For a visual, here’s what that possession mark looks like, via Sean Tierney. The only other team anywhere near the bottom left of that chart that finds itself in the playoff race is Minnesota – who the Capitals just beat, and who are hanging onto the second Western Conference wild card spot for dear life. Washington’s head coach Barry Trotz surely knew he didn’t have a team that could cycle opponents to death anymore, but the fact that they have dropped over four percentage points from their mark of 51.81% in shot attempts last year is more than alarming. To add to that, the team doesn’t seem to be concerned over this rapid deterioration from last year’s marks.

There are other numbers we can dig into, including how Tierney’s models show that the Capitals are outperforming their Expected Goals For percentage significantly more than the rest of the league,  but the overall picture is that nothing is pretty right now. If nothing else, it is evidence that the waves of success that the Capitals have found themselves on at times this season aren’t likely to keep happening.

What Can Be Done?

To be blunt, a lot of this team’s flaws come down to Barry Trotz’s usage of his players. The fact that Brooks Orpik, who drags just about every player down with him while he’s on the ice, is playing 20 minutes a night as a 37-year old is unfathomable. The repetitive choice to go with veterans (Alex Chiasson) over youth and skill (Andre Burakovsky and Jakub Vrana) is largely inexcusable, and is something that people have every right to complain about and question.

That isn’t to ignore the lack of quality defensive depth that comes back to plague the team almost every time they step on the ice, or the fact that, sure, they could use a reliable and experienced depth option besides Chiasson. But, given the makeup of this roster, there is really no excuse for the drop off we have seen this season. There is little consistency with the lines, although almost everyone besides the head coach seems to agree that there are ideal combinations to maximize what this team has to work with.

The Capitals are now reeling from absolute annihilation (7-1) at the hands of the Chicago Blackhawks on Saturday night. They have frequently, as of late, been taking a loser point out of games that they had no business being in, which is helping to mask just how bad the situation is. With a matchup against Buffalo approaching, there is a ton of pressure mounting.

I highly doubt that the Capitals will do anything major at the trade deadline this season, compared to last year.

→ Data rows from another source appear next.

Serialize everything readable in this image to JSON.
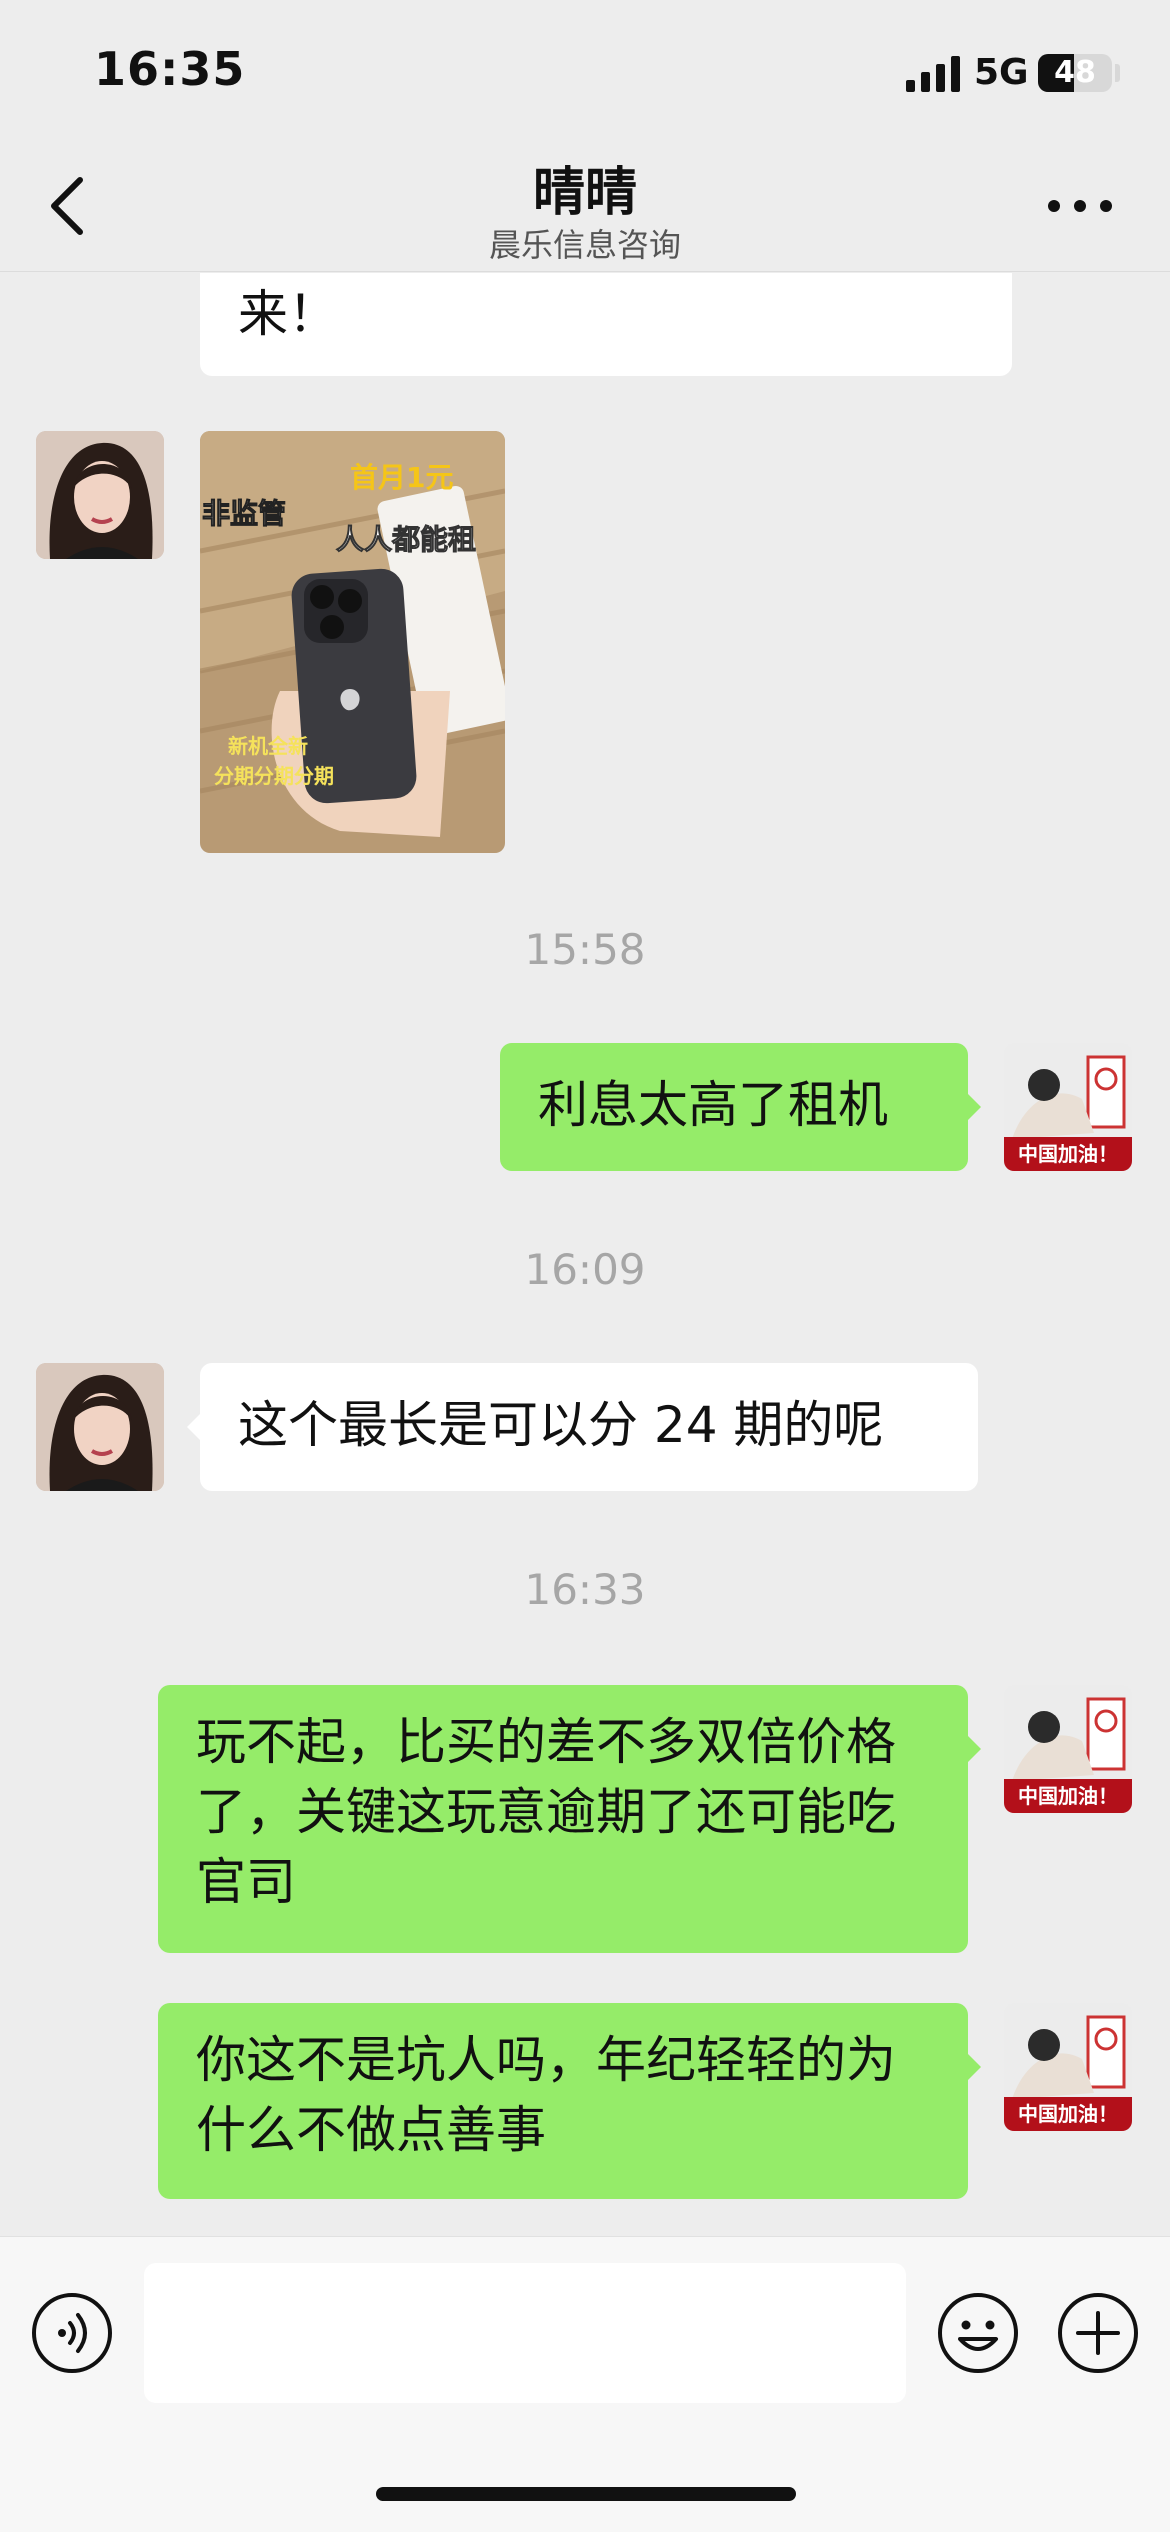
{
  "status_bar": {
    "time": "16:35",
    "network": "5G",
    "battery": "48",
    "battery_level": 0.48
  },
  "nav": {
    "back_icon": "chevron-left-icon",
    "title": "晴晴",
    "subtitle": "晨乐信息咨询",
    "more_icon": "more-horizontal-icon"
  },
  "messages": {
    "m0_text": "来！",
    "m1_image": {
      "caption_left": "非监管",
      "caption_top": "首月1元",
      "caption_mid": "人人都能租",
      "caption_bottom_1": "新机全新",
      "caption_bottom_2": "分期分期分期"
    },
    "t1": "15:58",
    "m2_text": "利息太高了租机",
    "t2": "16:09",
    "m3_text": "这个最长是可以分 24 期的呢",
    "t3": "16:33",
    "m4_text": "玩不起，比买的差不多双倍价格了，关键这玩意逾期了还可能吃官司",
    "m5_text": "你这不是坑人吗，年纪轻轻的为什么不做点善事",
    "my_avatar_badge": "中国加油！"
  },
  "input": {
    "placeholder": "",
    "voice_icon": "voice-icon",
    "emoji_icon": "emoji-icon",
    "plus_icon": "plus-circle-icon"
  },
  "colors": {
    "background": "#ededed",
    "outgoing_bubble": "#95ec69",
    "incoming_bubble": "#ffffff",
    "timestamp": "#a6a6a6"
  }
}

I think that, barring a trade or two for depth pieces, what you see is what you have moving forward.

Some are of the opinion that a couple of the hot streaks earlier this season likely saved Trotz’s job when the team was really struggling. However, general manager Brian MacLellan definitely understands the urgency here to win while Ovechkin is still producing at this level.

If Washington can’t get it together against Buffalo and suffers a similar fate as the one against Chicago, it wouldn’t be the most surprising thing in the world for Trotz to be relieved of his duties in favor of current assistant coach Todd Reirden to see if he can maximize what this team has. It would be dangerously late in the season for this type of move, but it can’t be any worse than what was on display Saturday night.

Firing Trotz will not solve most of the team’s defensive issues or likely move the needle too much at all, realistically speaking. But, transferring power to a familiar voice in Reirden, who is a very well-regarded coach around the league, could provide a spark that this team desperately needs to play to their potential.

Reirden has been seemingly next-in-line for this position since being named associate head coach two summers ago. With the Washington Capitals laboring as the most important part of the campaign is approaching, now may be the time to act, one way or another, to see if they can avoid yet another lost season as the Ovechkin-era begins to approach its dusk.